- A prohibition on blocking or limiting access to online interfaces (that is, an app or website platform) on the grounds of nationality or place of residence. Redirection to a different version of online interface is also prohibited, unless the customer gives explicit consent and the trader provides clear justification. It is not yet clear what form such explicit consent must take; pop-ups similar to those used when applying cookies may be acceptable. If there is redirection, the original version of the website must remain easily accessible.
- Different general conditions of access to goods and services may not be applied in respect of cross-border supplies. However, businesses that do not already do so will not be required to deliver cross-border. The Regulation also acknowledges that some products may not be available to customers in some member states due to the fact that the trader does not hold the necessary IP rights to sell such product in such states. For example, a publisher of an ebook may not hold the rights to publish such ebooks within the whole of the EU, just the UK. Along with other exceptions set out in the Regulation, for many this marks a retreat from the zero-tolerance line that it was originally thought might be adopted.
- The Regulation requires a level playing field for the terms and conditions that apply to sales; so, terms that apply to one territory and not another may contravene the Regulation (unless one of the exceptions apply).
- Traders cannot apply different conditions of payment relating to the provision of goods or services if electronic payment cards are used. This applies if payment is already accepted by a trader in a particular currency. Transactional charges may be applied, but this has to be on grounds that can be objectively justified, such as the high cost of delivering cross-border.
- Article 6 of the Regulation states that passive (i.e. unsolicited) sales shall automatically be void. Unilateral behaviour by non-dominant companies is not directly addressed by the current competition law regime – although there is overlap with the restrictions of passive sales codified within such framework. More work will need to be done before the Regulation is adopted to ensure that any intended or unintended encroachment of the provisions of EU competition law is proportionate. As currently drafted the Regulation has the potential to undermine certain exceptions in the Vertical Agreements Block Exemption, which allow passive sales restrictions in certain circumstances.
The draft Regulation is currently undergoing review by the European Parliament and the Council of the European Union and may be implemented as early as 2017. In terms of how the timings of implementation might impact the UK following Brexit, at this time it is difficult to know if the Regulation will be adopted at national level either in whole or part (or, if it is implemented prior to Brexit, if it will be repealed either in whole or part following Brexit). As with other EU legislation, the Regulation is designed to apply to EU and non-EU trade - although the question of enforcement is as relevant to non-EU countries as it has been with such other EU legislation.

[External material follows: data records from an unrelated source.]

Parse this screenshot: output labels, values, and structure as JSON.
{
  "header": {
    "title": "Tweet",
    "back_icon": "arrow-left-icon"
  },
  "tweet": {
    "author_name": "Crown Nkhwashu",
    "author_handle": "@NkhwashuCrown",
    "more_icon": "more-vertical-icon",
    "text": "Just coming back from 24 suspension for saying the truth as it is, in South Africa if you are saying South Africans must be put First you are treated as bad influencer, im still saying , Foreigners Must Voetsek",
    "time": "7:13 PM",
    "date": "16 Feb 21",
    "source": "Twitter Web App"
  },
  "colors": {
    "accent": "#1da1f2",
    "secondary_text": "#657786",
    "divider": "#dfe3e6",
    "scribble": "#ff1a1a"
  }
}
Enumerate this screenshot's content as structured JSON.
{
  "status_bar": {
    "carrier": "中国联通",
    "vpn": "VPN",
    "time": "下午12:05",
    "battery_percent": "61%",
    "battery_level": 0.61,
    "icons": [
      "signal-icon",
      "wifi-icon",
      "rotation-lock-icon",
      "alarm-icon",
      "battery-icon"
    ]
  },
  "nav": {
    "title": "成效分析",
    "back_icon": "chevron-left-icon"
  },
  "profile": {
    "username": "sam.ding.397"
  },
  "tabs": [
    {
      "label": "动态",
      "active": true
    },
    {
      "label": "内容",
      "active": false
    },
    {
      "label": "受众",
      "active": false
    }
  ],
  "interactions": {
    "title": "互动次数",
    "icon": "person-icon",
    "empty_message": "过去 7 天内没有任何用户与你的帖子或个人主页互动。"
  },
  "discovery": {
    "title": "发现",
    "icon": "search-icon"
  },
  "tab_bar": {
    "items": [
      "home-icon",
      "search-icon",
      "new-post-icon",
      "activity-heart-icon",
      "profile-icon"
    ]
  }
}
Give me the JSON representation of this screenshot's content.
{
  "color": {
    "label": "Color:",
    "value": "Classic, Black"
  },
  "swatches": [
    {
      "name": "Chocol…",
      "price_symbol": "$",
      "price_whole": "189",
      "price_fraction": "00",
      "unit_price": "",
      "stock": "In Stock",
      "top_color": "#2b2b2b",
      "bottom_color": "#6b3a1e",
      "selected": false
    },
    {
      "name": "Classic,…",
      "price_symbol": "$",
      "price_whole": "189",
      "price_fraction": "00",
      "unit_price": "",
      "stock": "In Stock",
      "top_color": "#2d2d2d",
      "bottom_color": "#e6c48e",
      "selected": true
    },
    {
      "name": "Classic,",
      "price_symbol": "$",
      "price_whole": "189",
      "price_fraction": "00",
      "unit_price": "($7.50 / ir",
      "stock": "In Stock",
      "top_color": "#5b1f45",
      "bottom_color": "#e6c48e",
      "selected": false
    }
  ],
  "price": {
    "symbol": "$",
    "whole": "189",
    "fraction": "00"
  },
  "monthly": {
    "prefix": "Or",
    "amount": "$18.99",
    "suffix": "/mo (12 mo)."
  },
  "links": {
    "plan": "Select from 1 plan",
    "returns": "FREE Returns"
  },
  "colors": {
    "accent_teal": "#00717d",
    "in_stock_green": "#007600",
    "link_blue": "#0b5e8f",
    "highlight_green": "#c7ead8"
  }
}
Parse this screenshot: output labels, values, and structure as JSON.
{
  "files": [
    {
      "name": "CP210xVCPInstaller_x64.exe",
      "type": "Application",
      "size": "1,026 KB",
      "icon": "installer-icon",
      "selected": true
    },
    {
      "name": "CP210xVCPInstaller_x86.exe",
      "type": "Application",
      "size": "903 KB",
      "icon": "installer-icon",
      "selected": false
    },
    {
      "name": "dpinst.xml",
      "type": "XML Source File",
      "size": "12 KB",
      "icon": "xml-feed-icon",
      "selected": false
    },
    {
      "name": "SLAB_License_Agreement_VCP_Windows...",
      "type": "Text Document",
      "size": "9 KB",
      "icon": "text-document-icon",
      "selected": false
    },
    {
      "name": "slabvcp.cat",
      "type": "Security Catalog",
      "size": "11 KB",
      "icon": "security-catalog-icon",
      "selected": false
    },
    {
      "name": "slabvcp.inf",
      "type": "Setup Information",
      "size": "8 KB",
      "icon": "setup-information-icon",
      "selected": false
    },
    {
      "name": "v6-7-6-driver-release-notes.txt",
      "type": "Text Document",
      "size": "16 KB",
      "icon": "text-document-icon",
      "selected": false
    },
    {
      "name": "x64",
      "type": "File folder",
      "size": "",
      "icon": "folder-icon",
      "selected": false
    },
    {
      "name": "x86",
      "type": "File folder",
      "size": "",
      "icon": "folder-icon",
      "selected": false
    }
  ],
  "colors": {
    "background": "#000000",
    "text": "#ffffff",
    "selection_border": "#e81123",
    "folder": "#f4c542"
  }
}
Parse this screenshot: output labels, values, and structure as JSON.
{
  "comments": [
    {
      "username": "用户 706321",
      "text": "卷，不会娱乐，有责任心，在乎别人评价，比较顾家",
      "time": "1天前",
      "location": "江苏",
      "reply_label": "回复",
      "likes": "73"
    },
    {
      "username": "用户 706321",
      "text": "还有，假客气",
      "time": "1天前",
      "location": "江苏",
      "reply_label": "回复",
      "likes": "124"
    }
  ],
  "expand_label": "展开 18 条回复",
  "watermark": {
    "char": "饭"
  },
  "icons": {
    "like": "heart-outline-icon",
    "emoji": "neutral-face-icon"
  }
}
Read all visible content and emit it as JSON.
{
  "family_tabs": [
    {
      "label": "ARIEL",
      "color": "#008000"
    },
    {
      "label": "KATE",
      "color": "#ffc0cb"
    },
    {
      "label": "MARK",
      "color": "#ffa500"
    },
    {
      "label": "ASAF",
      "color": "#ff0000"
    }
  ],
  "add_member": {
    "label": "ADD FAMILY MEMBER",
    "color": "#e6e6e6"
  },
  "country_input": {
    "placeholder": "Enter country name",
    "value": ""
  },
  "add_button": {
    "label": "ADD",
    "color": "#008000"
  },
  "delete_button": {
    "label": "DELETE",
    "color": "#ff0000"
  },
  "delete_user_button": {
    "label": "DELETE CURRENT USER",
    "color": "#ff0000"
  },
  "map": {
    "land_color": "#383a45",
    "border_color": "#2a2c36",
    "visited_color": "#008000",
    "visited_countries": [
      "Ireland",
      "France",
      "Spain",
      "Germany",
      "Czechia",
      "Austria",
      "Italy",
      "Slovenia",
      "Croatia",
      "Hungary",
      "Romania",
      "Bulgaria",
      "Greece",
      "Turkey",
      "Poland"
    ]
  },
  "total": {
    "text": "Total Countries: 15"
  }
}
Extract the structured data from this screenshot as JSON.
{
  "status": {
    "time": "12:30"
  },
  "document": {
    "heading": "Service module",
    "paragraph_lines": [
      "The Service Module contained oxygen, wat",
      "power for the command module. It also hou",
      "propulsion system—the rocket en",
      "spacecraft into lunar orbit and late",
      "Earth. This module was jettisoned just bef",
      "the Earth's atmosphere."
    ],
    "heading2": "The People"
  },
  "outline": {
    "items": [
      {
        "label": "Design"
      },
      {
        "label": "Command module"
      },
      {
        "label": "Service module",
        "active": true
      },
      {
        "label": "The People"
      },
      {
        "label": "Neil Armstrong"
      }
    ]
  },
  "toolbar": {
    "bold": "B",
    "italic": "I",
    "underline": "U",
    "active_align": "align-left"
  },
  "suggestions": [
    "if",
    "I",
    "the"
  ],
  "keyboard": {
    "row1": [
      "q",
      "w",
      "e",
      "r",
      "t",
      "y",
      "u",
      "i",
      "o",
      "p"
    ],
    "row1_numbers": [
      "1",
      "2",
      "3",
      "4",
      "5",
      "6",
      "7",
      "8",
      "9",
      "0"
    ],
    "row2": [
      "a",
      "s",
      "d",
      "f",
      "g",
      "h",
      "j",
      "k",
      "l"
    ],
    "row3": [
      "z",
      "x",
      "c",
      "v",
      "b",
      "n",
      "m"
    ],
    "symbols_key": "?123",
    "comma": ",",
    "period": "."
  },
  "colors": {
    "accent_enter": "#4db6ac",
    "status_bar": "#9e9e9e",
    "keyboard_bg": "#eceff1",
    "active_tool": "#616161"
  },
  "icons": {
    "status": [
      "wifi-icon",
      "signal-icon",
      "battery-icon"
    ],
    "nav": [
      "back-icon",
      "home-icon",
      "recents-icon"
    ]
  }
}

It may be that businesses operating from a post-Brexit UK (and not elsewhere in Europe) that are not bound to apply the Regulation nevertheless find themselves driven by market forces to compete with businesses allowing their customers the freedom to look at websites in other territories.
This publication is intended for general guidance and represents our understanding of the relevant law and practice as at August 2016. Specific advice should be sought for specific cases. For more information see our terms & conditions.